EXERCISE DIRECTIONS
Filter the entries, keeping every line with the word "header".

SUPPLIED MATERIAL

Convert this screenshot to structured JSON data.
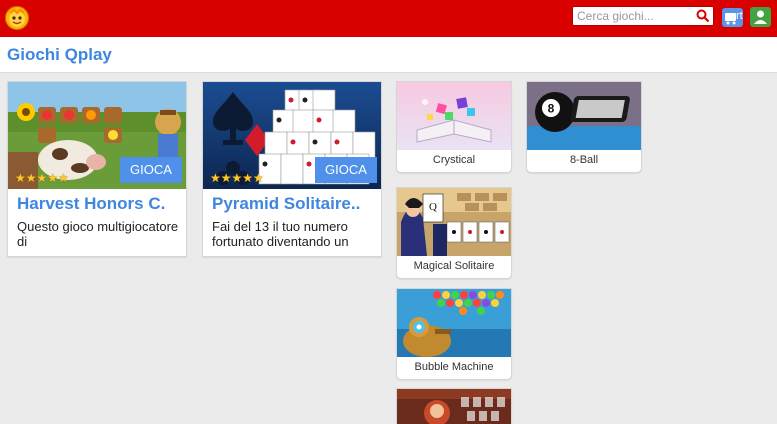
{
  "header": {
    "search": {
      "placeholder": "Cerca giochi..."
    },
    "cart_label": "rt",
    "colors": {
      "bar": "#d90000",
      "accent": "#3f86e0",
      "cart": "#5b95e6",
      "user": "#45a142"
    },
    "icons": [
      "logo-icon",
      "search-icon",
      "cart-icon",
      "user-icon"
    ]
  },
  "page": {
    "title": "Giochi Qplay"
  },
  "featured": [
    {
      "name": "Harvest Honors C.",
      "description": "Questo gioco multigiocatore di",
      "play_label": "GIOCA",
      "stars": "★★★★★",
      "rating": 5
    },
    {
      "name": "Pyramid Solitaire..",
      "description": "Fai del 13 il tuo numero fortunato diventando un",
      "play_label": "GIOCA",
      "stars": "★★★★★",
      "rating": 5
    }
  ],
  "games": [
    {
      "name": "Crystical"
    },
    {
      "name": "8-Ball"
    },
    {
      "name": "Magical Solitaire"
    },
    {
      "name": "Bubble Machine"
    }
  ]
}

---

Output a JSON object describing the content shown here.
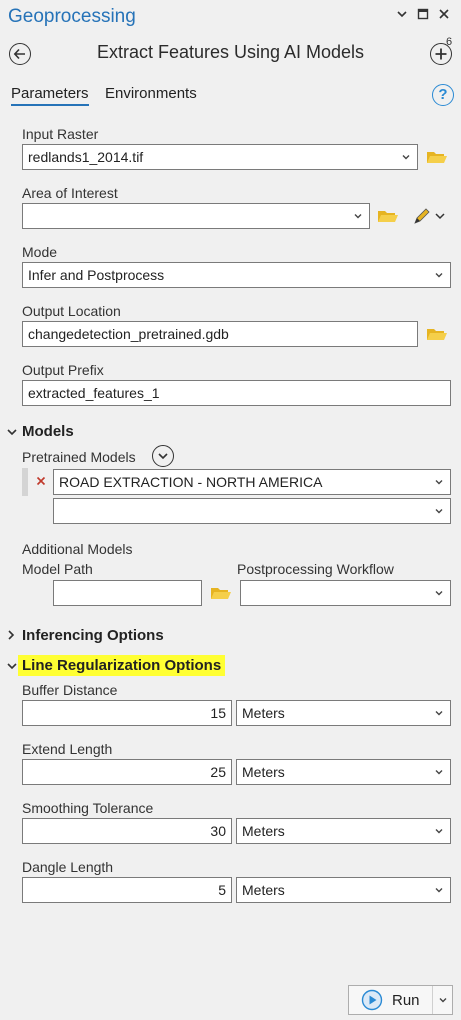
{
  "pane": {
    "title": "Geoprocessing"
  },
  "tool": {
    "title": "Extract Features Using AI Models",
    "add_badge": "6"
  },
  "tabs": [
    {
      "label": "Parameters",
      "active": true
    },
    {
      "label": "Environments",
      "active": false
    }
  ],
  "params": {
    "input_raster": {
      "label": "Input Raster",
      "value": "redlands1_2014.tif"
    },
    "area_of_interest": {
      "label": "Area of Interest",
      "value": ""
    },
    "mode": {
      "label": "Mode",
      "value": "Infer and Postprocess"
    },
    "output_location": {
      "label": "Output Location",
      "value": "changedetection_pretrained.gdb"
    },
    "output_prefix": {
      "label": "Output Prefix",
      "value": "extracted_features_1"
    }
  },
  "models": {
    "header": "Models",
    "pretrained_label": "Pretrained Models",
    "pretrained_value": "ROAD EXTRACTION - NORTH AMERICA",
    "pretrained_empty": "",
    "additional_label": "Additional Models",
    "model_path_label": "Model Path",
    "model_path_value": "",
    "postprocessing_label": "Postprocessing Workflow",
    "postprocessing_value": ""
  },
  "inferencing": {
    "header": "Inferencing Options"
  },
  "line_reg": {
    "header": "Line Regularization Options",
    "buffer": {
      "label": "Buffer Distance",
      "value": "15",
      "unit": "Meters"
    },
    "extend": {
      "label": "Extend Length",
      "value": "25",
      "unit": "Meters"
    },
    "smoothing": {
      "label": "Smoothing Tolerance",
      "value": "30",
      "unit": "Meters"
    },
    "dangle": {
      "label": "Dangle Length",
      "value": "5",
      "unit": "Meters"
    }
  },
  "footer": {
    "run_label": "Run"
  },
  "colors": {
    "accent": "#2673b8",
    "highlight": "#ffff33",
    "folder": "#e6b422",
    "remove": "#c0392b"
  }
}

RESULT BELOW
  "header": {
    "header": "Models",
    "header": "Inferencing Options"
    "header": "Line Regularization Options",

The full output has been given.